Humans will make your technology stand out
The overarching message is that 2018 will be the year to invest in humanising technology. Why? Technology has provided huge gains in speed, efficiency and connectivity, but with customers becoming more selective and demanding, the challenge is to create humanised digital services that engage customers and build sustainable service relationships.
1. Liquid Sectors & Fluid Consumers
Sector boundaries are becoming increasingly irrelevant as customer expectations are transferred from one sector to another. A customer placing an order on a website doesn’t care whether the company on the other side is a bank, energy company, or government – they expect, fast, accurate results. A good experience with a bank sets a new standard for an energy company. So, as a business, your biggest competitor is not necessarily in your own sector. Disruption through great customer experience threatens all incumbents.

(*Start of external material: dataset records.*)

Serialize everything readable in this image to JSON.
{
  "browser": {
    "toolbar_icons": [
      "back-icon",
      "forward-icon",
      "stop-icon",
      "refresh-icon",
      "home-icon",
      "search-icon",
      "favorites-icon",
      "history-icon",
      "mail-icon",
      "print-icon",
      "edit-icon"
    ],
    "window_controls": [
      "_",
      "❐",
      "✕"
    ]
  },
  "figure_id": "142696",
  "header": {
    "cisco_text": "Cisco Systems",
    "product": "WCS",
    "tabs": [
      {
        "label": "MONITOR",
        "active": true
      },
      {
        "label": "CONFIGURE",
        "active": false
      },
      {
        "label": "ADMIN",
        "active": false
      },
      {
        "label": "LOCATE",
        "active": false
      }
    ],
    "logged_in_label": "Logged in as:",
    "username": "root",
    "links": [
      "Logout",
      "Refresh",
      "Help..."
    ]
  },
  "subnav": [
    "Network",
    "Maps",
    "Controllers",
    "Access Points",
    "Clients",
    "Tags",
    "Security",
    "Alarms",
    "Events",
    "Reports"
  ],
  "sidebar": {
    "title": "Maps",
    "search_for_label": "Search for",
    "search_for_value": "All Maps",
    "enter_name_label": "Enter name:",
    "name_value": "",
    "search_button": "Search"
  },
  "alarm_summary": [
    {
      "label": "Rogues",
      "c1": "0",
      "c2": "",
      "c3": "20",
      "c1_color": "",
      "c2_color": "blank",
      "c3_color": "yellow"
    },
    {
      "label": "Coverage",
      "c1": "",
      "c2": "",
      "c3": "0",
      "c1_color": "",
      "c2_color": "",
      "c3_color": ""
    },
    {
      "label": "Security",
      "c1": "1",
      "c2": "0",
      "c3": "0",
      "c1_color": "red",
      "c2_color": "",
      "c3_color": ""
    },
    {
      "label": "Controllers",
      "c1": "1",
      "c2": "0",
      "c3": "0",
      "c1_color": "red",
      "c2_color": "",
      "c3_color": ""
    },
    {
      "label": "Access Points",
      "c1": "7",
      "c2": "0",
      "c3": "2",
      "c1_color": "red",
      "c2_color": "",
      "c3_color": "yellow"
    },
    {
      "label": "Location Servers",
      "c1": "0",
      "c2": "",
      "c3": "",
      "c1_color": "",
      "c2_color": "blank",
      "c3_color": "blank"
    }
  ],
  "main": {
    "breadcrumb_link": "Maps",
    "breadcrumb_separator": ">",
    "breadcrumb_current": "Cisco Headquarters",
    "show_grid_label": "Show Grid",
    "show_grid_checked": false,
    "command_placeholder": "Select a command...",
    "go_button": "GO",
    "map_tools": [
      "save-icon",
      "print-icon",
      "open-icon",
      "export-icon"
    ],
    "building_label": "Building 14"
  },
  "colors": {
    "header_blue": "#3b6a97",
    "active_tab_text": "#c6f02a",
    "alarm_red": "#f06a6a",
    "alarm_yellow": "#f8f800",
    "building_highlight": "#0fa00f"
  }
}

Customers, assisted by smart technology assistants, are becoming ever more fluid. Services like Flipper and Trim, automatically switch consumers to a better offer for services like energy, cell phone and internet providers. This doesn’t just increase churn but changes the relationship customers have with suppliers. Moreover, it requires services to appeal to and engage with these AI assistants as well as old-fashioned human customers.
2. Playing with Data Analytics
In some ways, digital technology has increased the distance between companies and consumers. But it can also help to close the gap and help businesses to understand their customers on a deeper level. As we use more connected devices that observe and measure our behaviour, the role of real-time data analytics will grow.
A growing trend in 2018 will be the design of customer journeys based on data systems like Thunderhead (a conversation-based customer engagement platform). Companies that invest in optimising insights from quantitative and qualitative data will be able to analyse and understand customer behaviour better, optimise interactions, and predict future behaviour.
3. The Human Operating System
Cognitive and behavioural science is starting to make more inroads into design. It enables designers to understand people and their needs more fully and offers the possibility to design for behavioural change. This means service design is not just connecting to people’s lives but is also helping people transform their lives. Behavioural interventions can nudge people towards better choices, like saving for their pension. They can also ensure people make more deliberate decisions, by inserting moments of friction into their customer experience. For example, designing a purchase or investment process to contain a moment of delay or an extra interaction can make customers more conscious of their decision and will create a greater sense of volition and satisfaction afterwards. Companies that understand their customers’ cognition and biases will be able to create deeply engaging services with high performing customers.
4. Customer Experience Capability Building
Organisations across almost all sectors have been, and are increasingly, investing in developing internal CX (customer experience management) capabilities at scale. Becoming customer obsessed is a mantra in many organisations. In 2018, we’ll see this trend developing even further. A key next step for many organisations is investing in creating a specific customer experience framework to guide their strategic choices. with CX training for employees being rolled out across other business functions. As the focus on customers becomes part of the heart of an organisation, such frameworks are essential to direct and coordinate decisions and efforts across the company.
5. Services over Blockchain
In 2017 companies like MasterCard enabled money transfer over blockchain and in 2018, we’ll see an increasing number of companies embracing this technology as it cuts down the time, cost and risk involved in digital transactions. This will enable the spread of a new breed of services – smart contracts, digital identity and decentralised notary, to name a few. Blockchain has the potential to transform many industries, but as it’s still an emergent technology, companies need to explore its impact on the services they offer. Specifically, they need to start with the potential it offers their customers for better, more trustworthy services as a technology-only focus will limit its potential.
2018: A year of Humanised Technology
It’s fair to admit that technology will play a paramount role in shaping services in 2018. Advances in data analytics and technology will drive change. However, technology does not exist in a vacuum. It should be a means to achieve an end in an improved way. For these faster, more efficient services to actually become better services however, they need to take into account the human factors in the digital world. Organisations that understand this complexity and develop the right capabilities to learn from their customers will be the ones to win with their customers’ affection and loyalty. Humanising technology is the new challenge. Are you ready?